(Collected data)
+---+

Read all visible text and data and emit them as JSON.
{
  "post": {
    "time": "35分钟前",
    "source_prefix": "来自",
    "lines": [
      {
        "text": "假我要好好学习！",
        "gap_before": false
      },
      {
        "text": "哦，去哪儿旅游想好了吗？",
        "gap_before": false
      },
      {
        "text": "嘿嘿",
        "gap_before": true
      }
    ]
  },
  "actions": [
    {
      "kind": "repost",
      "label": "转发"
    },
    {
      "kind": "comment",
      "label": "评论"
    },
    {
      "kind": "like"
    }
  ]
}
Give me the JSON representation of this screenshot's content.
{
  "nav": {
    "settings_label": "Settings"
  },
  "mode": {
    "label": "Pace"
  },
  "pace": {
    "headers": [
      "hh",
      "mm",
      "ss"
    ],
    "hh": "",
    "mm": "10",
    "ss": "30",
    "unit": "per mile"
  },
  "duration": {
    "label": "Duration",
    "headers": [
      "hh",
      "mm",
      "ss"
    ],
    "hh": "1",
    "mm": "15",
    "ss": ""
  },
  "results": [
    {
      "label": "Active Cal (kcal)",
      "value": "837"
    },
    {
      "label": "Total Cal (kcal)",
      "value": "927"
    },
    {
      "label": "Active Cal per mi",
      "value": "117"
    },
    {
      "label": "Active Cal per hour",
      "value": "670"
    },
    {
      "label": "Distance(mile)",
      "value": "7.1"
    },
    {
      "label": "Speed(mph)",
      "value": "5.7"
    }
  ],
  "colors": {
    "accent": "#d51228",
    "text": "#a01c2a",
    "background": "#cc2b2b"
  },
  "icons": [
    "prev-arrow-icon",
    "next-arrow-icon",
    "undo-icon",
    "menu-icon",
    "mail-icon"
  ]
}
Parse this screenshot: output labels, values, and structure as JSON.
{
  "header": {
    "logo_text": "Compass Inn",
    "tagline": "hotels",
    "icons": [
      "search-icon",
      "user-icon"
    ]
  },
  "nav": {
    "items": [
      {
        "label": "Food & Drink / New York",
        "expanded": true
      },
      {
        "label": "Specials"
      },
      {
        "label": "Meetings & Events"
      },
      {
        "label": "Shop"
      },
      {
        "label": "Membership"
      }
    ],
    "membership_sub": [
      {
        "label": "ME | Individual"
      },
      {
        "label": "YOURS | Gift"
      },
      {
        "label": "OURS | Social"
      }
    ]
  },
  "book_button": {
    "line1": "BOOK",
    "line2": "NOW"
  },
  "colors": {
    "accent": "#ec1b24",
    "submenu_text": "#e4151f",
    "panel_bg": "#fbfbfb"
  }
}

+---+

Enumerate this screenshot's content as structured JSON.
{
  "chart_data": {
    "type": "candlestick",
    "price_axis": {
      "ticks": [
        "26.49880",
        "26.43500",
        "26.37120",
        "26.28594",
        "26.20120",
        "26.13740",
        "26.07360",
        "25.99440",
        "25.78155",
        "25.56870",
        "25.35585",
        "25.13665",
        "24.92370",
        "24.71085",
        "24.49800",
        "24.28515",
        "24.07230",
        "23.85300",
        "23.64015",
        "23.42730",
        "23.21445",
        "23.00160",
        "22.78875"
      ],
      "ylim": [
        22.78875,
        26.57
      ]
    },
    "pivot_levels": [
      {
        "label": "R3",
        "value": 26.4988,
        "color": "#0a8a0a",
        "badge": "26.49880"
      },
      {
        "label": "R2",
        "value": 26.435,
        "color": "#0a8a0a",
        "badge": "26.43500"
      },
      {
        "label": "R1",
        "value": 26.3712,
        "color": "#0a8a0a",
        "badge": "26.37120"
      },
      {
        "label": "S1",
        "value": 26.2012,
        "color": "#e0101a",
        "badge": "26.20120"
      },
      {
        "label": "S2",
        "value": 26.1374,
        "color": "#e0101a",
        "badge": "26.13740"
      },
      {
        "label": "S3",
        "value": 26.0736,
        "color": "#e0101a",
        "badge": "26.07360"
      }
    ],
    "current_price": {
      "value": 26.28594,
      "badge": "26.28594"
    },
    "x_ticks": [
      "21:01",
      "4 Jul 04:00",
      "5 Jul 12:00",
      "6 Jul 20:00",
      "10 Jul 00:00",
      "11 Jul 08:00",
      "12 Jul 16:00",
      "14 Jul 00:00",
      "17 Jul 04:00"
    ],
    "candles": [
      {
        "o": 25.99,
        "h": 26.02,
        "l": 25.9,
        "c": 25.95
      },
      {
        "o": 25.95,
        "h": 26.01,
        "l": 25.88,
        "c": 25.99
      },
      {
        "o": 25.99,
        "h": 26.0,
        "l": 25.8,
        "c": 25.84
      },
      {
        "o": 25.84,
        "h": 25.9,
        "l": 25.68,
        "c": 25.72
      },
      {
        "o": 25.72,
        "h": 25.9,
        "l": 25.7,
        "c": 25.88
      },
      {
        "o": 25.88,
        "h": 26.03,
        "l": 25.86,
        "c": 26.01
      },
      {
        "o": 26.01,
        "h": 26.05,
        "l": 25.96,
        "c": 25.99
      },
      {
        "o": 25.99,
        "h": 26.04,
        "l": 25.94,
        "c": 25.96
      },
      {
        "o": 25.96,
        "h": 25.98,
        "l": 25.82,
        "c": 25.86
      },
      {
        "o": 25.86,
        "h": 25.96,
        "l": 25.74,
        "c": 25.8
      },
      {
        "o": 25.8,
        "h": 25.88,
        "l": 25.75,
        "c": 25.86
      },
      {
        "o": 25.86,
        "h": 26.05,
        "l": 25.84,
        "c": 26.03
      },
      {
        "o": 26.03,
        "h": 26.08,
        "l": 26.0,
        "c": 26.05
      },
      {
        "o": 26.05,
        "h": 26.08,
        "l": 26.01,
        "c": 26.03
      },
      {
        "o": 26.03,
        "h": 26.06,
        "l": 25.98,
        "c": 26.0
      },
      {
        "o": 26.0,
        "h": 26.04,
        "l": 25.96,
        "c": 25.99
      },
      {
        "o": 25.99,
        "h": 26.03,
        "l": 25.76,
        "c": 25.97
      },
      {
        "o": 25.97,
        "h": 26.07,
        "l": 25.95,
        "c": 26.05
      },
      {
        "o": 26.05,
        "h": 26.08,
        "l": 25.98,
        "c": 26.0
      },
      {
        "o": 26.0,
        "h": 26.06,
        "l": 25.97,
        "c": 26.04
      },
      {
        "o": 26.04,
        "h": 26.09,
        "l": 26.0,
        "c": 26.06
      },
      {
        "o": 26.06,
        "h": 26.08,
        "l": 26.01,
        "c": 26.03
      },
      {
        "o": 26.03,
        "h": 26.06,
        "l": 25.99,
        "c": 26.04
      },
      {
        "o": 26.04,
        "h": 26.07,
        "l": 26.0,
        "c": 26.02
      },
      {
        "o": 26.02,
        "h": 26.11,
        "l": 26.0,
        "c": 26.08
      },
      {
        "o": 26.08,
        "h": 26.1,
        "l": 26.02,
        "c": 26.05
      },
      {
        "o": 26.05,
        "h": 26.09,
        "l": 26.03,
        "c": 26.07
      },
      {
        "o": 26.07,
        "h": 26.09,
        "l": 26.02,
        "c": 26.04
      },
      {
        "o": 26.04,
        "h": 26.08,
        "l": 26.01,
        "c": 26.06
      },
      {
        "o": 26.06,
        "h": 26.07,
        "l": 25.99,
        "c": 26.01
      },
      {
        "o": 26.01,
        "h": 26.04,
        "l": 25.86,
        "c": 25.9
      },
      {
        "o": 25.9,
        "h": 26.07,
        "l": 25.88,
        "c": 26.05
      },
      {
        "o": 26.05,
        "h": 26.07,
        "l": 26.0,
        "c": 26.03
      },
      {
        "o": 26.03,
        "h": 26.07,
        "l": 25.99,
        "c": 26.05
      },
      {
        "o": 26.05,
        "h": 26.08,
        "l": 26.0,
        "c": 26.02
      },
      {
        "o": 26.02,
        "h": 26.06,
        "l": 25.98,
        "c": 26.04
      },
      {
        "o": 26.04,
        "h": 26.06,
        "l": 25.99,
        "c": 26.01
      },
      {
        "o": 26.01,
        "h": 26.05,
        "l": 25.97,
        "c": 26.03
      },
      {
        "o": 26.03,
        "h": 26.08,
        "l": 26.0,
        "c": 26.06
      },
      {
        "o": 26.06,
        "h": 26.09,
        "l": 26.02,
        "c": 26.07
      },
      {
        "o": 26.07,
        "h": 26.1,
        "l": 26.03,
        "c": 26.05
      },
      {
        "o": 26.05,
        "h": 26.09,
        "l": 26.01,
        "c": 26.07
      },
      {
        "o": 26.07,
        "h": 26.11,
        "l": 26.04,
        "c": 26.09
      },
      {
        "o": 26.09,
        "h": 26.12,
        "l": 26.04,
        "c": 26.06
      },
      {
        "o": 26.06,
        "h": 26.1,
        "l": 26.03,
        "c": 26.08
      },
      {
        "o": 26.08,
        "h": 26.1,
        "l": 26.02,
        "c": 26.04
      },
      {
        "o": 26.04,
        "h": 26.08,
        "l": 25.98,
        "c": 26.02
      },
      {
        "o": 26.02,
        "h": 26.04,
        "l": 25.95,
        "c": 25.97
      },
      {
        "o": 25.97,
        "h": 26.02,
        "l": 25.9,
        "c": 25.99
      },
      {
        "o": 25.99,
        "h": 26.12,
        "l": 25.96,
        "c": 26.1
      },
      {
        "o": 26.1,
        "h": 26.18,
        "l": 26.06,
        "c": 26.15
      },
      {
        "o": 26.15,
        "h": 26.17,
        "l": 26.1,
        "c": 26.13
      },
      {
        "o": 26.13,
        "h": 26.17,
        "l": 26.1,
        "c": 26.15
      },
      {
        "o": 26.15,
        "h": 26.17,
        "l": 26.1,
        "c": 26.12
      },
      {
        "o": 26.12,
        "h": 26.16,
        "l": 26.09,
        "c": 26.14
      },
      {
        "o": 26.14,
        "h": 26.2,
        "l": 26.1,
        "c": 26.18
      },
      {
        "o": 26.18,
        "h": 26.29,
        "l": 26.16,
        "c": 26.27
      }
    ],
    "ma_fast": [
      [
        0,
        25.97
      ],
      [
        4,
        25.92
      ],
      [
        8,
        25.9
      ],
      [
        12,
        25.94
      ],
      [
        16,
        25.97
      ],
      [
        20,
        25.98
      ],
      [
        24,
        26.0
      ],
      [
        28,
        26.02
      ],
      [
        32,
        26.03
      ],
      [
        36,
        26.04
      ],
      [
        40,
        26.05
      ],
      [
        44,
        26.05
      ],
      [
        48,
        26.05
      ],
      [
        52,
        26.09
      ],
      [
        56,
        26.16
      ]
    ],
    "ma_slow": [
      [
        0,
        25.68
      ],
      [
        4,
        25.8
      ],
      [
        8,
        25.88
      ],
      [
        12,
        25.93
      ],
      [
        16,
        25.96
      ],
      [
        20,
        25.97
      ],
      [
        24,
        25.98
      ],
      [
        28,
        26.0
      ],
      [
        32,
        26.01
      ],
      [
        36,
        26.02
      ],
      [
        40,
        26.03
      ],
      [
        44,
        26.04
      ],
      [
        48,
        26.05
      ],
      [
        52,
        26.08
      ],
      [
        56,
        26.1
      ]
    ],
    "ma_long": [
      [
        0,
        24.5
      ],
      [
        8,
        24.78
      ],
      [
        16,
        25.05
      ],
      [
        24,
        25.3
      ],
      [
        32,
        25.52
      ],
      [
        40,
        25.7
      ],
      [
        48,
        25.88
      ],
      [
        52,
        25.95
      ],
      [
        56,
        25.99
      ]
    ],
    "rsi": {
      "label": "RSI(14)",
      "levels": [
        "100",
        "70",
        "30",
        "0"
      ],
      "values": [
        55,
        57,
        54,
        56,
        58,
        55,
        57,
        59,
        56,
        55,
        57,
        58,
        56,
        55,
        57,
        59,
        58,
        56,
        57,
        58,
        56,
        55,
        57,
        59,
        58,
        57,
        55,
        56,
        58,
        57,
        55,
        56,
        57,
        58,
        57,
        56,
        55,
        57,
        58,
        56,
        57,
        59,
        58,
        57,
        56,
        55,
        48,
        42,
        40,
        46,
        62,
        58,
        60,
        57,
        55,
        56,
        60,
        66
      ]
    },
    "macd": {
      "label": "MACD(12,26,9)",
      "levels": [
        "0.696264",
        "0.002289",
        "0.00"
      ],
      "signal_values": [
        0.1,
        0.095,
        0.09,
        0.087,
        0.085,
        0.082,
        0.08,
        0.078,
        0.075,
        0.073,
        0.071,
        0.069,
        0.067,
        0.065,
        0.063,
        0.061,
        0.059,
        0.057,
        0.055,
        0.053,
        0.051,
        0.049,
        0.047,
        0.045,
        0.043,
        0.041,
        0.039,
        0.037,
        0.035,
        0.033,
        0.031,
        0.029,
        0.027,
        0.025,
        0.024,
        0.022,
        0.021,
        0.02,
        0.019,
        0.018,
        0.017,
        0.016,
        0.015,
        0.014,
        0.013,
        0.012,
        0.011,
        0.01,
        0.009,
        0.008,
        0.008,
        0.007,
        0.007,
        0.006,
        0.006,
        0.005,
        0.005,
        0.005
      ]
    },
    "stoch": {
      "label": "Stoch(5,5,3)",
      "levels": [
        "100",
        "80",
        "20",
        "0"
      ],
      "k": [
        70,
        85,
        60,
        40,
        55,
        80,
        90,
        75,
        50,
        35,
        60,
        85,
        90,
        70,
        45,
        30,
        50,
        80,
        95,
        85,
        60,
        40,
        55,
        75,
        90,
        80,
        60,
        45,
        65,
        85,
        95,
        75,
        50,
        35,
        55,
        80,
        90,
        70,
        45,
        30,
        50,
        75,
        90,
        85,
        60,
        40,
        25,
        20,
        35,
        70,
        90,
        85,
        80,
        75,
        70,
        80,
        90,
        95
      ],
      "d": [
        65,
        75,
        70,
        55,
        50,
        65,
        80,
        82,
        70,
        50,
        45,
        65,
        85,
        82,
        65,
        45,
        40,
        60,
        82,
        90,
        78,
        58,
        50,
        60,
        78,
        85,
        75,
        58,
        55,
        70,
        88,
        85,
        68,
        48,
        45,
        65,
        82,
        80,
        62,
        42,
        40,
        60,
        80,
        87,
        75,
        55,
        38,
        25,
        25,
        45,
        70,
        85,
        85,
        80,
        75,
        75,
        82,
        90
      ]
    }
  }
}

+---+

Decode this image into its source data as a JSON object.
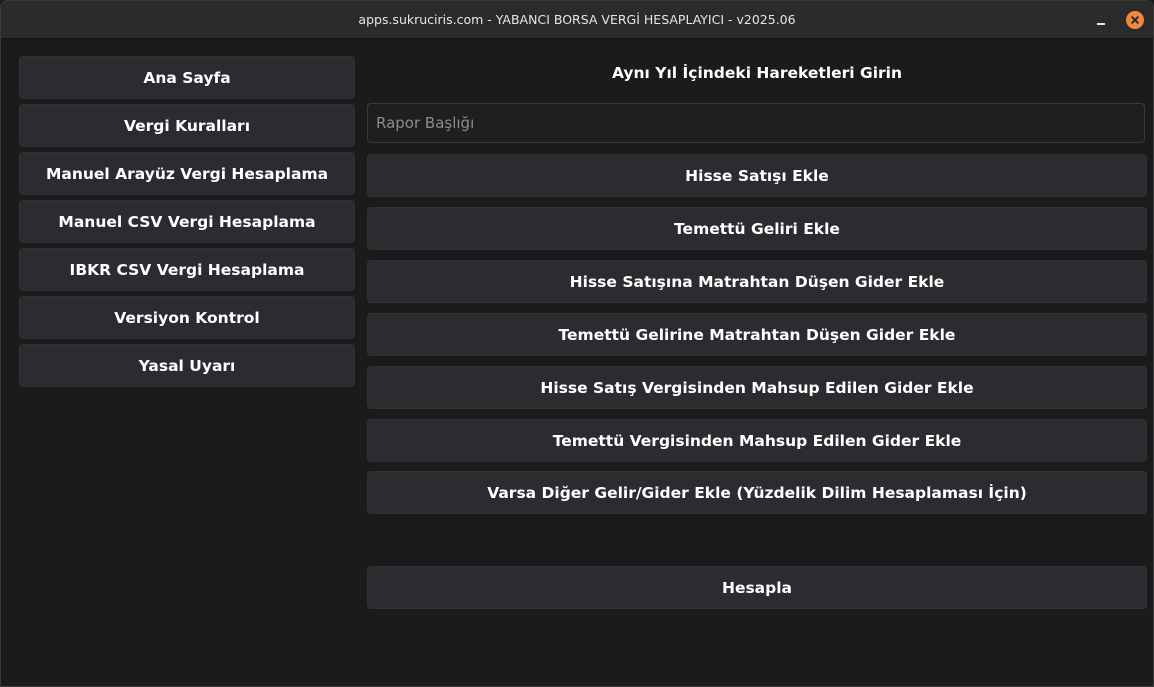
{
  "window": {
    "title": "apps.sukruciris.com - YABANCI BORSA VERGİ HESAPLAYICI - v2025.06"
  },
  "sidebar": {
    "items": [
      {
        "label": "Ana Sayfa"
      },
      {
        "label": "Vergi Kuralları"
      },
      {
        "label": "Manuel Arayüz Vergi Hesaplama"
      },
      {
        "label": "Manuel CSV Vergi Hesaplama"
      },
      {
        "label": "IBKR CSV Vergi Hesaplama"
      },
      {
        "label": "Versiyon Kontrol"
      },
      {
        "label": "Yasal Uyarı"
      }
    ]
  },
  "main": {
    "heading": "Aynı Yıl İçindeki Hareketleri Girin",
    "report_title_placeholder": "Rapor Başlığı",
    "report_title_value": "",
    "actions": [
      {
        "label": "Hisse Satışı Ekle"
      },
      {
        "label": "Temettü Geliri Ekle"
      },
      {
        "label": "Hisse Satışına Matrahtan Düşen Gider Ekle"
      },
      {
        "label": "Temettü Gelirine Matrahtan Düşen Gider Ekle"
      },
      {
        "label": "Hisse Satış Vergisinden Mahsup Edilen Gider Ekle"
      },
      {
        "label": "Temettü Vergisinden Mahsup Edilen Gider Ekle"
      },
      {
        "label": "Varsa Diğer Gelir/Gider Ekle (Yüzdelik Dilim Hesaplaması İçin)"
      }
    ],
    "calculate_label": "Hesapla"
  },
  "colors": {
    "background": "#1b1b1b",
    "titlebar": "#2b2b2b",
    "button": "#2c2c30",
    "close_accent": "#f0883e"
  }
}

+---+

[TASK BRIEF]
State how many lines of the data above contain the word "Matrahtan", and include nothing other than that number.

[TASK RESULT]
2